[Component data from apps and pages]
________________
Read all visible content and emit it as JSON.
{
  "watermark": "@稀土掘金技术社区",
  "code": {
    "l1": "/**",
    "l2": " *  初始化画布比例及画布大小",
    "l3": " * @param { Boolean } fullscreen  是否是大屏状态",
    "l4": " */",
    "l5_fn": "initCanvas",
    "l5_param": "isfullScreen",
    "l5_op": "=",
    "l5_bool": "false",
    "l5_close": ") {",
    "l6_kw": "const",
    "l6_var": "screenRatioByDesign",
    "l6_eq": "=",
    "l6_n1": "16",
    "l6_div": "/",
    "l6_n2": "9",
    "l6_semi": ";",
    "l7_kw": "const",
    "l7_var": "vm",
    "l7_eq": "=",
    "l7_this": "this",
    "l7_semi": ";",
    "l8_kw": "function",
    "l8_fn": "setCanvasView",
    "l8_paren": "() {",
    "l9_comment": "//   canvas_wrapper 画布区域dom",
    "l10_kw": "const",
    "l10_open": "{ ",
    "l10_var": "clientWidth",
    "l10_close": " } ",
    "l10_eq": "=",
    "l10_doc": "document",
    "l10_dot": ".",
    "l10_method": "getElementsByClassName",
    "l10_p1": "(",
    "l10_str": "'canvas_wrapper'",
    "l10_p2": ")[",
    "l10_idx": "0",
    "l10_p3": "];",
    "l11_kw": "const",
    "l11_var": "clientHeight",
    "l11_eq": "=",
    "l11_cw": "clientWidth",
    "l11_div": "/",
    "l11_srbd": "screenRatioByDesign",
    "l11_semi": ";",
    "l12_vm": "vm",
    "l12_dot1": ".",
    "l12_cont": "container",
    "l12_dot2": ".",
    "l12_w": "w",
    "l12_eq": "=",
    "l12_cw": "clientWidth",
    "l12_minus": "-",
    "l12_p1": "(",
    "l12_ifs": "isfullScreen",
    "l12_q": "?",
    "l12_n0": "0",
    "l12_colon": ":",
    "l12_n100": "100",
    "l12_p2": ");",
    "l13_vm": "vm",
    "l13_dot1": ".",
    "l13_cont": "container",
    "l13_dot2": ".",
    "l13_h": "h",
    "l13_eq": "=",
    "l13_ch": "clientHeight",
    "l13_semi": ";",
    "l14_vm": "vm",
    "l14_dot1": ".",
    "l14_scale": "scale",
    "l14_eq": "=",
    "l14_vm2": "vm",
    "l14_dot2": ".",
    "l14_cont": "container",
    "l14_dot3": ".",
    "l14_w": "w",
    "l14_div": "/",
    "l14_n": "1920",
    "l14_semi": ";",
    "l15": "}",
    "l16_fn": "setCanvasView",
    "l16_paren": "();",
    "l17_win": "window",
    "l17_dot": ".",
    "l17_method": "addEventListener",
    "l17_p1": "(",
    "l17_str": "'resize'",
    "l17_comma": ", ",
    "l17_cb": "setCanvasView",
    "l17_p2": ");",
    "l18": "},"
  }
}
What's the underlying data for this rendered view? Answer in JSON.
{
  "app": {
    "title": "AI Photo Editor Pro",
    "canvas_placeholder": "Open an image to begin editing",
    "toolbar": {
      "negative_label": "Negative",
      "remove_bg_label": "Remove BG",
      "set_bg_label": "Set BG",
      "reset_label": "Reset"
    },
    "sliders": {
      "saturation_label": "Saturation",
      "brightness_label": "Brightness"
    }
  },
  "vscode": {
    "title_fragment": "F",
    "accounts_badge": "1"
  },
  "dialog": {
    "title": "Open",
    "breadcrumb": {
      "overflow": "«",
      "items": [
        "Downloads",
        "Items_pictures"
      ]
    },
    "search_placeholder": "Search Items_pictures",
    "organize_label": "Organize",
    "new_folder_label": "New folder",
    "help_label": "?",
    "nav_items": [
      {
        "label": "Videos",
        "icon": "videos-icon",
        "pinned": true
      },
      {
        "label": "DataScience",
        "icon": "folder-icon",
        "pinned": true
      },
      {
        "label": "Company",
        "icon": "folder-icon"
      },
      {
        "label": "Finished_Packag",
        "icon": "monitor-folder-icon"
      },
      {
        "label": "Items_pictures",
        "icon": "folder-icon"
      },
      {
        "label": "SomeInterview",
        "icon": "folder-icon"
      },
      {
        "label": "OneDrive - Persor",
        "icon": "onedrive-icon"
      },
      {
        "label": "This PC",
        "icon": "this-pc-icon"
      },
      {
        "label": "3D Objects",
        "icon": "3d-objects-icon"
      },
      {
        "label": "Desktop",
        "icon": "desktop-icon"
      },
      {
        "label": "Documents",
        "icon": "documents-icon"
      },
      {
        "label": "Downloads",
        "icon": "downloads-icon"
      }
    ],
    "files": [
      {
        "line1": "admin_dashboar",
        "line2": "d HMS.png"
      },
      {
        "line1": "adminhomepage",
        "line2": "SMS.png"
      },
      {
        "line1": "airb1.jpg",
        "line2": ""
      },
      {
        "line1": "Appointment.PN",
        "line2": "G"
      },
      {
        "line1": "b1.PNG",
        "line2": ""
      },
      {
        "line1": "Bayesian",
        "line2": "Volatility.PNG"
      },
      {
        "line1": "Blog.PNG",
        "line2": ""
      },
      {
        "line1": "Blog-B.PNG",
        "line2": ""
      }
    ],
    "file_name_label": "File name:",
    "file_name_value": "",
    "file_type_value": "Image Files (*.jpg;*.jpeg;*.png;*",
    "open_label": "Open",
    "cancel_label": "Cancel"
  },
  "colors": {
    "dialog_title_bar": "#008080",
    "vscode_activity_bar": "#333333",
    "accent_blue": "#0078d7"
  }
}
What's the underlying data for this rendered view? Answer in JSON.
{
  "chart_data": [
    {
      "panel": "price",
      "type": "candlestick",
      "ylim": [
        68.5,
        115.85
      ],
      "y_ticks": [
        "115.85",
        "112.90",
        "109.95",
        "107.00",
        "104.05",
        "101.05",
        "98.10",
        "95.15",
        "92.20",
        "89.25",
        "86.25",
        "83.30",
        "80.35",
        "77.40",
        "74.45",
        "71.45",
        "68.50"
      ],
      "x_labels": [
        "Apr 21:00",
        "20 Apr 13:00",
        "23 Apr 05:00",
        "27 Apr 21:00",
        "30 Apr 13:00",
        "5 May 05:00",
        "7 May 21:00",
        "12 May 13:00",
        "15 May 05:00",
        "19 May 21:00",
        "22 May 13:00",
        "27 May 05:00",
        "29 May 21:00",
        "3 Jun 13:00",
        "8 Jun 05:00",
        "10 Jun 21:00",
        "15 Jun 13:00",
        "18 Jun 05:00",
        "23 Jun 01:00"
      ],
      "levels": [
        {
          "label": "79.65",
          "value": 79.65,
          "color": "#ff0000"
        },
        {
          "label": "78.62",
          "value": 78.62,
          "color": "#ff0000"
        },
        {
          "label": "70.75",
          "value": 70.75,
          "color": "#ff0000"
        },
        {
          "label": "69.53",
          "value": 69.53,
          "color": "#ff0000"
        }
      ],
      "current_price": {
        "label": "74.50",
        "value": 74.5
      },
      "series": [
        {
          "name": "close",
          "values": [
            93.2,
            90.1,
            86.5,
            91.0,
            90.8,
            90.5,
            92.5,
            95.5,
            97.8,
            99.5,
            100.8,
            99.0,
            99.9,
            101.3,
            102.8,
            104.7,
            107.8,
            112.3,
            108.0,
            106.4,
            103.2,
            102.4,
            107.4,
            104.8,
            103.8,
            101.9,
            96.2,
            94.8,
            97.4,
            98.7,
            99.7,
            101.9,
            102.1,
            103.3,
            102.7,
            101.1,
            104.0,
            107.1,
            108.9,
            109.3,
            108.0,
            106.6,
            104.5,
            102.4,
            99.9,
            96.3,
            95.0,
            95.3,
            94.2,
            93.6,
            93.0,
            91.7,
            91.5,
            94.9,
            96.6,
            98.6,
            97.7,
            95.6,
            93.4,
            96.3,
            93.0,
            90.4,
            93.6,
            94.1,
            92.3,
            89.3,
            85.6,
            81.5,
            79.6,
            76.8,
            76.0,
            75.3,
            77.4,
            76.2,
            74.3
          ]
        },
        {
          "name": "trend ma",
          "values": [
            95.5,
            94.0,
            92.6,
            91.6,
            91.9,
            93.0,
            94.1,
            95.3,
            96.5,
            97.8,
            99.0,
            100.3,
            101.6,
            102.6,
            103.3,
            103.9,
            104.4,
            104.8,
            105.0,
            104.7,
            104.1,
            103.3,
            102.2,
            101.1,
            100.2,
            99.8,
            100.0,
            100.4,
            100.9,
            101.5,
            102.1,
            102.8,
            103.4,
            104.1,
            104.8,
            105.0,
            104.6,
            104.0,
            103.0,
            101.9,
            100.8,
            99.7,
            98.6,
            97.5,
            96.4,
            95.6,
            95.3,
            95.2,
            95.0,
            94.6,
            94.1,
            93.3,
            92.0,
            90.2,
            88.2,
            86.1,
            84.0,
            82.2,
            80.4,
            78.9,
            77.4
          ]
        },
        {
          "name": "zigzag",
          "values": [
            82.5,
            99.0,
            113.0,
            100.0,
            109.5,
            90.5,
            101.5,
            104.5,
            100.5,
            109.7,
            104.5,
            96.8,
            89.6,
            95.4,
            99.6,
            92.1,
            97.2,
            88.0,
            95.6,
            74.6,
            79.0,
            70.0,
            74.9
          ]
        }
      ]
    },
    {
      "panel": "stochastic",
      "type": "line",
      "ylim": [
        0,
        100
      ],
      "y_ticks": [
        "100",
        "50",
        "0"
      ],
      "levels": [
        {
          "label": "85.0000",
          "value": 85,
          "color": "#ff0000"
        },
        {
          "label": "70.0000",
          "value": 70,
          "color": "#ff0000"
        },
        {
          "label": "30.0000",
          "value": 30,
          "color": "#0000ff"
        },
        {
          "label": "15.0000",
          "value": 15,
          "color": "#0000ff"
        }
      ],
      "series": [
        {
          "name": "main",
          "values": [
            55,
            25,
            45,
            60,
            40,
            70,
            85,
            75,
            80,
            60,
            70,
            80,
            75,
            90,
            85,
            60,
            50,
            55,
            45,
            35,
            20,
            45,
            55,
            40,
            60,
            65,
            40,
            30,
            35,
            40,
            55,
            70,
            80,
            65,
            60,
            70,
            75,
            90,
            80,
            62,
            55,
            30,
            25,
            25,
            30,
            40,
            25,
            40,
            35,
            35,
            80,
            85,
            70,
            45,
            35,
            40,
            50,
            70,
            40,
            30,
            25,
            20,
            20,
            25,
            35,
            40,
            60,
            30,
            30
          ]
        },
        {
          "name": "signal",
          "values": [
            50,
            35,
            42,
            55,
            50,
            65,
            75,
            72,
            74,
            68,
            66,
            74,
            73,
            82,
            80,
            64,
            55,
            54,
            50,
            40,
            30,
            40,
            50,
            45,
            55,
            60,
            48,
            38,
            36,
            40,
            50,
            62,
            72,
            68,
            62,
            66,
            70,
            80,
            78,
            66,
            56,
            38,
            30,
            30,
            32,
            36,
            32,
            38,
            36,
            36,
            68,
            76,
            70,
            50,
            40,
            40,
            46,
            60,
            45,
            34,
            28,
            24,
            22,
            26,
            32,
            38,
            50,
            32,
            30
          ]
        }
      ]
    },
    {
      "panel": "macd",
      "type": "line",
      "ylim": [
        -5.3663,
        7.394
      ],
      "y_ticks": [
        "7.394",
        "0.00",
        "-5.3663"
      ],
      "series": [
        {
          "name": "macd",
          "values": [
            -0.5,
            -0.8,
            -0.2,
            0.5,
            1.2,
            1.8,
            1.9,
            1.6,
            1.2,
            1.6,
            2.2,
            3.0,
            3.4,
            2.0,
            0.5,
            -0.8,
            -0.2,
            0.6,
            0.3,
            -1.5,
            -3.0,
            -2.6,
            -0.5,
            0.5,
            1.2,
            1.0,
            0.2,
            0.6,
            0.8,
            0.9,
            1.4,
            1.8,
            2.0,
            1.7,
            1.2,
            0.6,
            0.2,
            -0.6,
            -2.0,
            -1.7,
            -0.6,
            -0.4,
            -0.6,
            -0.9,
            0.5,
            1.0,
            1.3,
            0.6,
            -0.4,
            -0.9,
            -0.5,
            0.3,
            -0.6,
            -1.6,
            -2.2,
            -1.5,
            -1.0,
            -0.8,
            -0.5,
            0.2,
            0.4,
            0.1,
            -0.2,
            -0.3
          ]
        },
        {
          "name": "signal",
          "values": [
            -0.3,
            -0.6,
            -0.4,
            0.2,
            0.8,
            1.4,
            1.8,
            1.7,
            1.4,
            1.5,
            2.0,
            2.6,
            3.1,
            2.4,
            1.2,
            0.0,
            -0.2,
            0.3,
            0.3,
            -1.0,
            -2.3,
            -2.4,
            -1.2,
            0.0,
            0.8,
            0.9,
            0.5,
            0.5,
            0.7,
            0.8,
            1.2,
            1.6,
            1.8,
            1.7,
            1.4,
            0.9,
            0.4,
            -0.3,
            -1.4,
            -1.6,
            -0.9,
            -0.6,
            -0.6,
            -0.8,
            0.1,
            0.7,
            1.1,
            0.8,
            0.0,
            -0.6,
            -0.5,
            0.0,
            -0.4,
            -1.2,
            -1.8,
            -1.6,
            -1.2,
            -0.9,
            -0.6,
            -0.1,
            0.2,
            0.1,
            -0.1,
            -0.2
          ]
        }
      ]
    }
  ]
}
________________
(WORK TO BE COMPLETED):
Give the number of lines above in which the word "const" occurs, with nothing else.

(RESPONSE BOX):
4